* WHAT IS BEING ASKED
The required lines are those that contain "count"; pull them out of the data and copy them.
* * * *
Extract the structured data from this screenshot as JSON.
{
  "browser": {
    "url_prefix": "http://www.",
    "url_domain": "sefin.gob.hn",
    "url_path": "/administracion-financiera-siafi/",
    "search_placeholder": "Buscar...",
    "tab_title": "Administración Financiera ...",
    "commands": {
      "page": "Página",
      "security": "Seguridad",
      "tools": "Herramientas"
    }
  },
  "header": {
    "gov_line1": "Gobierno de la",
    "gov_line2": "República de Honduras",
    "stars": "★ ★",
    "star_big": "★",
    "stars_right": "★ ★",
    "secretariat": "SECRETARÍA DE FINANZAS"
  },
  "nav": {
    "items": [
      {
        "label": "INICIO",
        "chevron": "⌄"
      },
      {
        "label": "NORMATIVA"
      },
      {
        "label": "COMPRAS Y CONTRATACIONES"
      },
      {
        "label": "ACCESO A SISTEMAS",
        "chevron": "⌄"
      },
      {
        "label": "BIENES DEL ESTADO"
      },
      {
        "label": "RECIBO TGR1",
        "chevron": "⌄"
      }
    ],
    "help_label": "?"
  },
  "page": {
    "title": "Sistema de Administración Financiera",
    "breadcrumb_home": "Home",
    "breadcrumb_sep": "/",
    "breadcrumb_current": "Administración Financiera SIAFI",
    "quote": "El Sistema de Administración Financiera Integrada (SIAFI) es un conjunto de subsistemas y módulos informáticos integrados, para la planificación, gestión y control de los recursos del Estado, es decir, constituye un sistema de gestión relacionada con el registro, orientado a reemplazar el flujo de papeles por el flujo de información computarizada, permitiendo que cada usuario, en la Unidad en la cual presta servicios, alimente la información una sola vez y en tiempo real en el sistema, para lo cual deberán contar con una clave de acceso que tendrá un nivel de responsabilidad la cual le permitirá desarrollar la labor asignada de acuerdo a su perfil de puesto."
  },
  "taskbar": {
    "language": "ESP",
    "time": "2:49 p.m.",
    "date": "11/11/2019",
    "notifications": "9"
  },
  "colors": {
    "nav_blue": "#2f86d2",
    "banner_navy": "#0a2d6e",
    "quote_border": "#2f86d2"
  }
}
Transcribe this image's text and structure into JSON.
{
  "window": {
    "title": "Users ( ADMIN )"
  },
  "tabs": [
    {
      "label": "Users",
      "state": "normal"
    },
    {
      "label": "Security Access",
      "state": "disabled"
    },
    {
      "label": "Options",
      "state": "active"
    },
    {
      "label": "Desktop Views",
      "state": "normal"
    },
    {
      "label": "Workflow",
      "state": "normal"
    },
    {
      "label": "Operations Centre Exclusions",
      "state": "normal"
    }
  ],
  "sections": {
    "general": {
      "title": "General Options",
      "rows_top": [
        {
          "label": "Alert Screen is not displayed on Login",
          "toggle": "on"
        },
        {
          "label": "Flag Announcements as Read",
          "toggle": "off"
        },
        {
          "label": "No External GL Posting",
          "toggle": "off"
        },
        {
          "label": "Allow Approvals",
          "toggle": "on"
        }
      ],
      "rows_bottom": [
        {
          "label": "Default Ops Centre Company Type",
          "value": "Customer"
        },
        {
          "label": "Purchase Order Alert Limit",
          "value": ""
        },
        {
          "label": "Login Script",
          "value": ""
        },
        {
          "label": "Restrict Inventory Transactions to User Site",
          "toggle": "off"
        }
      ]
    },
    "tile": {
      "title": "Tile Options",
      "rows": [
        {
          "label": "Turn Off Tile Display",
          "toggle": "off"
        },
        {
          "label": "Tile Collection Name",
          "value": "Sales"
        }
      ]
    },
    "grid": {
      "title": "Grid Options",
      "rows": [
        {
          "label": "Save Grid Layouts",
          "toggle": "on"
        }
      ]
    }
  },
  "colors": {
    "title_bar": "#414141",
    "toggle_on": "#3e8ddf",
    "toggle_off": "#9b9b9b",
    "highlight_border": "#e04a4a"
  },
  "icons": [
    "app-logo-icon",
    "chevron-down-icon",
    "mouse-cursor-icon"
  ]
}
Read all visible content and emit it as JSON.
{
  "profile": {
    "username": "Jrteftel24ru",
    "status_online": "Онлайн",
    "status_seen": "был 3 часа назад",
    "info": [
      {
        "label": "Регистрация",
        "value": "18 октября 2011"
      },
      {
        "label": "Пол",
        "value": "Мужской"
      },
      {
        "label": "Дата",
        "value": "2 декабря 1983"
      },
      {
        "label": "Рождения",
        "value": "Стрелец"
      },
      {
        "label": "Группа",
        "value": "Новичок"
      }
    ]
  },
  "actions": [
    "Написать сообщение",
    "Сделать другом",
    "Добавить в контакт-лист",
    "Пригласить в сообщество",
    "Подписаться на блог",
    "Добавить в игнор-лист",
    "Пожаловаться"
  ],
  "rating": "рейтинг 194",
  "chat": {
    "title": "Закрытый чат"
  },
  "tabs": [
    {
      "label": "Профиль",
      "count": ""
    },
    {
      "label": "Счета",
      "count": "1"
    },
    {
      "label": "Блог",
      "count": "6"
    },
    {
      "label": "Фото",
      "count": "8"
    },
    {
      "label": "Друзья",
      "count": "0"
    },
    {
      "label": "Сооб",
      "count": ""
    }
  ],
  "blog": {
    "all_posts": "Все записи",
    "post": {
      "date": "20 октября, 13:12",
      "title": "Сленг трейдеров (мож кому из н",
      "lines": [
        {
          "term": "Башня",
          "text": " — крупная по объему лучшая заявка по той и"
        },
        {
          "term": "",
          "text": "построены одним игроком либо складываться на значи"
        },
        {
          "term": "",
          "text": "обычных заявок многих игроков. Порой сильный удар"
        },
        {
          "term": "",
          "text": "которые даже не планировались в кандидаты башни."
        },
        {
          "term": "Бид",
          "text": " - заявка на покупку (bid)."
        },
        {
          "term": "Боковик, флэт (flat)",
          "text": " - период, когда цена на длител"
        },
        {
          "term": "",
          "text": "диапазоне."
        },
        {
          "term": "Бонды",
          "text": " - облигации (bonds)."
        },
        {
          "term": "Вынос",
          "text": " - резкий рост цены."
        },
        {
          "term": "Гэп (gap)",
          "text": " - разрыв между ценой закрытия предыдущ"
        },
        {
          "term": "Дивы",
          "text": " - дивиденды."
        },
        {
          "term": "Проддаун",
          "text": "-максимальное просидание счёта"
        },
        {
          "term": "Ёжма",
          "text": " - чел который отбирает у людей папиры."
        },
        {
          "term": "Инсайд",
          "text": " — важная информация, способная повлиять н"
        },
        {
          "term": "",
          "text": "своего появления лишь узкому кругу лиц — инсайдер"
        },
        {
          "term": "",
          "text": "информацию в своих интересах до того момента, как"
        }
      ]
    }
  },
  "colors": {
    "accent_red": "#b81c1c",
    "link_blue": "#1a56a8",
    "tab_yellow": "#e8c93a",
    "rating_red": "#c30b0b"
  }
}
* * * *
* SOLUTION TO THE EXERCISE
      "count": ""
      "count": "1"
      "count": "6"
      "count": "8"
      "count": "0"
      "count": ""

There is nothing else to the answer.